Task details → Below are some records; return each one exactly.

Provided entries →
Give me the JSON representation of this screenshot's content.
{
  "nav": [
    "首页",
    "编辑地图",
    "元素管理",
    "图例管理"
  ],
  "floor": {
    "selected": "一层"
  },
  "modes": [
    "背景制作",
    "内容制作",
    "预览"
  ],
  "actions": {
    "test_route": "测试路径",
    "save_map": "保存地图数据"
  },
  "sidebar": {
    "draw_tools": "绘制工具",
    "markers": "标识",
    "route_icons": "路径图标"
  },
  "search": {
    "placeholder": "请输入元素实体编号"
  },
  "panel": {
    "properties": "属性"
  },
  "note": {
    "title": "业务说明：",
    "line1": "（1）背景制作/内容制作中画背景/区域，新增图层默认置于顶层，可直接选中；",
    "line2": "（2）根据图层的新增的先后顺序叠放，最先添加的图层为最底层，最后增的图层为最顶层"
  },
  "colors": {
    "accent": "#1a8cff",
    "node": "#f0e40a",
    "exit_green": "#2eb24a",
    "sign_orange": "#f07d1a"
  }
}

Result of the exercise →
Give me the JSON representation of this screenshot's content.
{
  "nav": [
    "首页",
    "编辑地图",
    "元素管理",
    "图例管理"
  ],
  "floor": {
    "selected": "一层"
  },
  "modes": [
    "背景制作",
    "内容制作",
    "预览"
  ],
  "actions": {
    "test_route": "测试路径",
    "save_map": "保存地图数据"
  },
  "sidebar": {
    "draw_tools": "绘制工具",
    "markers": "标识",
    "route_icons": "路径图标"
  },
  "search": {
    "placeholder": "请输入元素实体编号"
  },
  "panel": {
    "properties": "属性"
  },
  "note": {
    "title": "业务说明：",
    "line1": "（1）背景制作/内容制作中画背景/区域，新增图层默认置于顶层，可直接选中；",
    "line2": "（2）根据图层的新增的先后顺序叠放，最先添加的图层为最底层，最后增的图层为最顶层"
  },
  "colors": {
    "accent": "#1a8cff",
    "node": "#f0e40a",
    "exit_green": "#2eb24a",
    "sign_orange": "#f07d1a"
  }
}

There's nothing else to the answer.